Pucker Up offers souvenir cups for $15, with “all you can drink” refills for $3. Prepackaged beverages are also sold by partner retail locations. Plans are for mass production and distribution, and franchise opportunities.

The company will roll out a food truck this year.

“We will offer a small food menu with unique and delicious [entrees] to accompany everyone’s favorite lemonade flavors,” Christian-Stewart said. “We will have food including hot dogs, chili dogs, vegan carrot dogs, cornbread waffles topped with chili, rice and cheese, lobster tail poached in butter and dipped in cornbread batter and fried (lobster corn dog), chicken strips and pastrami.”

Pucker Up also offers “boutique” beverage catering with colorfully decorated drink stations, tea parties, and mocktail drinks pressed, stirred and ready to order.

In 2023, she received a Quick N Split license, which will allow her to operate the popular family-owned hamburger stand known for its homemade ice cream.

“We wanted to expand to new customers and create new offerings that generate more foot traffic,” Christian-Stewart said. “It was a legacy factor. It has a following. We were in the right place at the right time.”

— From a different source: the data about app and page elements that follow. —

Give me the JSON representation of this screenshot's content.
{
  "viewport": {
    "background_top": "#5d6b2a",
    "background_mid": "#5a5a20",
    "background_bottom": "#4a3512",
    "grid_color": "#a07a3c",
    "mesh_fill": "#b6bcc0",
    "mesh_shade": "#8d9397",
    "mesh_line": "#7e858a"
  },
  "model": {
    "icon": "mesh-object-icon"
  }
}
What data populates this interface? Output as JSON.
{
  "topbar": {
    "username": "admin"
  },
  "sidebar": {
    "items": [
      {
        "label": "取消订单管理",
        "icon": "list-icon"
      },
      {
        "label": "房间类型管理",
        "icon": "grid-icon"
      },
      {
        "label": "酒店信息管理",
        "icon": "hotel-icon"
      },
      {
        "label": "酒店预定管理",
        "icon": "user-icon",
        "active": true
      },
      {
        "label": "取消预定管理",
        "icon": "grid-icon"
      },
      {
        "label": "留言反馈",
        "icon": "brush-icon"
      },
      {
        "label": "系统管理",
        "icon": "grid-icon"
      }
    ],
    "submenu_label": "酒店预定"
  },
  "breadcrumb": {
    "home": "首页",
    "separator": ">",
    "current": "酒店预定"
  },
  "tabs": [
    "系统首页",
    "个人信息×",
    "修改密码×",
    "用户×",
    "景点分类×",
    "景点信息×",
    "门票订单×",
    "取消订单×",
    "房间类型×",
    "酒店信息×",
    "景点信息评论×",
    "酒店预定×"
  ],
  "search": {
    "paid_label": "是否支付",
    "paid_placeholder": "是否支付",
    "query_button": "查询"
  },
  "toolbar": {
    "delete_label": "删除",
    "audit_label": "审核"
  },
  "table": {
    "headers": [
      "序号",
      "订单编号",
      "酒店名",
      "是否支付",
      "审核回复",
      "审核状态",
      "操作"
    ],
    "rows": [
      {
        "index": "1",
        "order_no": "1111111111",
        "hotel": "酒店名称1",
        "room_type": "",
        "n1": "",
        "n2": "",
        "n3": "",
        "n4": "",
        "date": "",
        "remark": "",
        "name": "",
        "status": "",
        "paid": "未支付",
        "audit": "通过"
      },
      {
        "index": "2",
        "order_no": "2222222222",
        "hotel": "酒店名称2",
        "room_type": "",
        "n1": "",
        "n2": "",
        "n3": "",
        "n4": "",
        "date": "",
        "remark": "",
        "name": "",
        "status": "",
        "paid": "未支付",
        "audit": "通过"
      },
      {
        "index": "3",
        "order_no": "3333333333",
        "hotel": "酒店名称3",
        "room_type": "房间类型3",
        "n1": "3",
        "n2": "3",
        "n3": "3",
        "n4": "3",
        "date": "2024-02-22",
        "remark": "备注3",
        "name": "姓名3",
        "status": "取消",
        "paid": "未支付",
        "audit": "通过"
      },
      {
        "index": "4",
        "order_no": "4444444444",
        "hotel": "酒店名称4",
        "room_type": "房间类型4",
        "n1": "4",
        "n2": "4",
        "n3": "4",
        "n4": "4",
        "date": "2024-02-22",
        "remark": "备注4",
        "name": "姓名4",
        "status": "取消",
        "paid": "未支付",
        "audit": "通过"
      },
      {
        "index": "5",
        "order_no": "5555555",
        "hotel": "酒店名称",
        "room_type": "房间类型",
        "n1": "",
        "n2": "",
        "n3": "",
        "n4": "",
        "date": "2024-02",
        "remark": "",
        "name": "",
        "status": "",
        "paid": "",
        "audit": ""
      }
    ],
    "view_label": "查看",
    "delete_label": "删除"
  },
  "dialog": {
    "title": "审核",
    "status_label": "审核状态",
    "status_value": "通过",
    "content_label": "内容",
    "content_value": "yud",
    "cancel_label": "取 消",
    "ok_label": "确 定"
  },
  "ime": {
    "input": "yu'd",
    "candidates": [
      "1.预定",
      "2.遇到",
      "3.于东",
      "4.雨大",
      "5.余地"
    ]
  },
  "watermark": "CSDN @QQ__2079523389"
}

New this year is Pucker Up Lemonade & Company.

“People who want to license our brand and sell it, will be able to do so,” Christian-Stewart said. “We’ll be able to license the opportunity. The new venture is set to launch in the spring of 2024. The licensed operators will be considered the ‘company’. We are empowering people to make money off an already successful brand. It’s a win-win. At first, I didn’t see where Pucker Up! was going to go.

I’m still surprised.”

Pucker Up Lemonade Company, is located at 723 E. Compton Blvd., in Compton. Hours are 1 to 5 p.m. Tuesday through Sunday.

Darlene Donloe is a freelance reporter for Wave Newspapers who covers South Los Angeles. She can be reached at ddonloe@gmail.com.